By Yereth Rosen
ANCHORAGE, Alaska (Reuters) - A Russian tanker finished pumping an emergency shipment of 1.3 million gallons of fuel to shore in the ice-bound port of Nome, Alaska, on Thursday and prepared to head home, officials said.
Alaskans contracted the Renda, a 370-foot ice-class tanker owned by the Russian company RIMSCO, after a missed autumn fuel delivery left Nome short on fuel in the dead of winter, when the port freezes over.
The Russian vessel and its U.S. Coast Guard escort, the icebreaking cutter Healy, were expected to depart Nome on Friday, a Coast Guard spokesman said.
"They are done offloading," Coast Guard spokesman David Mosley said. "The anticipated departure is scheduled for tomorrow."
It will be up to the ships' captains to determine when to disembark, a task that involves breaking the Renda out of ice that has enclosed the tanker during the fuel transfer at Nome's harbor, Mosley said.
Once free of the frozen port, the Healy will lead the Renda through some 360 miles of sea ice to the open waters of the Bering Sea, the Coast Guard said.
The Nome area, home to less than 10,000 people, is about 200 miles from the nearest point in Russia.
The shipment, which took about a month to reach Nome, marked the first winter marine delivery of fuel to northwestern Alaska, according to the Coast Guard and state officials.
Nome, like most communities in rural Alaska, has no outside road access. The region normally gets fuel and other cargo shipped by barge during the open-water seasons of summer and fall.
The Russian vessel was chartered to deliver 1.3 million gallons of diesel and gasoline to the Bering Sea city to make up for a missed autumn fuel delivery.

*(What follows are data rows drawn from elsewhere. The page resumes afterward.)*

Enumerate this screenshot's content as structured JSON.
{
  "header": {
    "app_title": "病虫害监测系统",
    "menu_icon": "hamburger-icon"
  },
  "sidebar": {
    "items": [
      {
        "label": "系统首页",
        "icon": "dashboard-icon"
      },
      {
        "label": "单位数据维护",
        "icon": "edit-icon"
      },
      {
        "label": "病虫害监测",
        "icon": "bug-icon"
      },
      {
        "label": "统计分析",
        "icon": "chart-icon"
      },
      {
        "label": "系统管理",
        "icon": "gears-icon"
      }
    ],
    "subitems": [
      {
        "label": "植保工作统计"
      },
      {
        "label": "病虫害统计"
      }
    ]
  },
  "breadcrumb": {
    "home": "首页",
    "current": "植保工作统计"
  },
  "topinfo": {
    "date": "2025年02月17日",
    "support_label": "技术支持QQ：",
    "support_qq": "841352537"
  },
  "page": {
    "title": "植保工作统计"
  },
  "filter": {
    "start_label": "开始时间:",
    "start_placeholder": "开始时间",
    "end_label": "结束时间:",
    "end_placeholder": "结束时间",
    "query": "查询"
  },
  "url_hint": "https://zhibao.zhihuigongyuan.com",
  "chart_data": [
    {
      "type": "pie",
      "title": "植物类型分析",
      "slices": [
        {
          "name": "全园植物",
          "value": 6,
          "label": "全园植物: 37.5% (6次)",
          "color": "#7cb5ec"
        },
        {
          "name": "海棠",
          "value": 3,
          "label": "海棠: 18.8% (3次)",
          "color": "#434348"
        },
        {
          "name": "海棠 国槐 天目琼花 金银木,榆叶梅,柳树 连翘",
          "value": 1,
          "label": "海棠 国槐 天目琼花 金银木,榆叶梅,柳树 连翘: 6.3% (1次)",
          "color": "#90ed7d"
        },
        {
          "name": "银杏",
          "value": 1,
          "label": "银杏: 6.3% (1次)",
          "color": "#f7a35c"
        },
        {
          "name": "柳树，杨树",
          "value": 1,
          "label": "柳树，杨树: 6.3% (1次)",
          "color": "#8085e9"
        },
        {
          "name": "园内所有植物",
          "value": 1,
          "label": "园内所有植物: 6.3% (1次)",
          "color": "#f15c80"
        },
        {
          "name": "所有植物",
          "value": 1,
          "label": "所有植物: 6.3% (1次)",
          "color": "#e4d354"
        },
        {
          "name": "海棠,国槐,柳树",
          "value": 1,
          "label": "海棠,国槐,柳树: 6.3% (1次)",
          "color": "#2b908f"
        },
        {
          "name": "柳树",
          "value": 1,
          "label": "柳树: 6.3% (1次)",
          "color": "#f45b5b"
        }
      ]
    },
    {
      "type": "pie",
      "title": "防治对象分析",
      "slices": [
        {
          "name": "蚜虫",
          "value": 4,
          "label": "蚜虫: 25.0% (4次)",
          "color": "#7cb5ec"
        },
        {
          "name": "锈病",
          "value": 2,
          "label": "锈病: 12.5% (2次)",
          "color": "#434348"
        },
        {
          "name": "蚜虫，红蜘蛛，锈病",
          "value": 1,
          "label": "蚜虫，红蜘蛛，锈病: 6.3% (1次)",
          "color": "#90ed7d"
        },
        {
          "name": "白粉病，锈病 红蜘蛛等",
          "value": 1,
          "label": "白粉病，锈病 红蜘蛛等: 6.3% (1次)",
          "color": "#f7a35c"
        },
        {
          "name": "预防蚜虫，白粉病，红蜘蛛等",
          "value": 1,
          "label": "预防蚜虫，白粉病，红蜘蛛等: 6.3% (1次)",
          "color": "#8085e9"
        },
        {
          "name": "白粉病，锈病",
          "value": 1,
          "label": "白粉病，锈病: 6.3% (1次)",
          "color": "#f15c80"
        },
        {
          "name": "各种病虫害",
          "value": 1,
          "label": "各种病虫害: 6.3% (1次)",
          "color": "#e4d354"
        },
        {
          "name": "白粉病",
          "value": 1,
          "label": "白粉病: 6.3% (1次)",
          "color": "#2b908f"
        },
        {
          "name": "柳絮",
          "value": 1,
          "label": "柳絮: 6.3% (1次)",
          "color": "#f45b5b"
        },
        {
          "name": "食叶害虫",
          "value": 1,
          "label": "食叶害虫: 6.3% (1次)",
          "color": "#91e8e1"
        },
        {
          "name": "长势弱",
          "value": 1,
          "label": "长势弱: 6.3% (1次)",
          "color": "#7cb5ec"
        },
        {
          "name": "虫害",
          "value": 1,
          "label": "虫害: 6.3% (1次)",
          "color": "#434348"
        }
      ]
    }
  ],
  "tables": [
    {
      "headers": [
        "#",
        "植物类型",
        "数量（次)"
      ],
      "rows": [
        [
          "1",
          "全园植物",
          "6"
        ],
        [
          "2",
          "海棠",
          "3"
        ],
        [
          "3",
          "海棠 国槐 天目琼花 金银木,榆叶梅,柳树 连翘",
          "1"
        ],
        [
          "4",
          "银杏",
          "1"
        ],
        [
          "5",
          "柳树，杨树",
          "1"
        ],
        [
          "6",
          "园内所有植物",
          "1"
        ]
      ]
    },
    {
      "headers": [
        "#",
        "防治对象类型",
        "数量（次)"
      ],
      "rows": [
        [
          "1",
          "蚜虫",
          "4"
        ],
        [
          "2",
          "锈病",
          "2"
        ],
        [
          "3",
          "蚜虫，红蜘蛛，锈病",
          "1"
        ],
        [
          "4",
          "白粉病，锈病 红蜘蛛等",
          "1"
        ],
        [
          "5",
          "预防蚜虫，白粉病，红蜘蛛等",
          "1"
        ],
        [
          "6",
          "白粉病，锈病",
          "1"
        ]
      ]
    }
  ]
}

Cancellation of that fall barge shipment, blamed on bad weather, put the city in danger of running out of fuel in late winter or paying extremely high prices for fuel that would otherwise have to be flown in, state officials said.
Governor Sean Parnell deemed the mission a success.
"The crew of the Coast Guard Cutter Healy performed capably and with great skill under extreme conditions," Parnell said in a statement.
"Thanks to the Coast Guard, residents in Nome will avoid facing a fuel shortage that would have resulted in financial hardship for many families and businesses," he said.
Critics questioned whether the overall cost of the Renda mission, including the use of Coast Guard resources, outweighed the savings of avoiding airborne shipments used to reach other remote Alaska villages.
Some Alaska officials said the Renda fuel delivery and the Healy's escort role highlighted the need for the Coast Guard to improve its Arctic icebreaking capacity and participation in increased shipping in the region.
The Renda began its mission from Vladivostok, Russia, and stopped in South Korea to pick up diesel fuel, then joined the Healy at the Aleutian Island port of Dutch Harbor, where it was loaded with gasoline cargo for the final leg of the voyage to Nome.
(Editing by Steve Gorman and Daniel Trotta)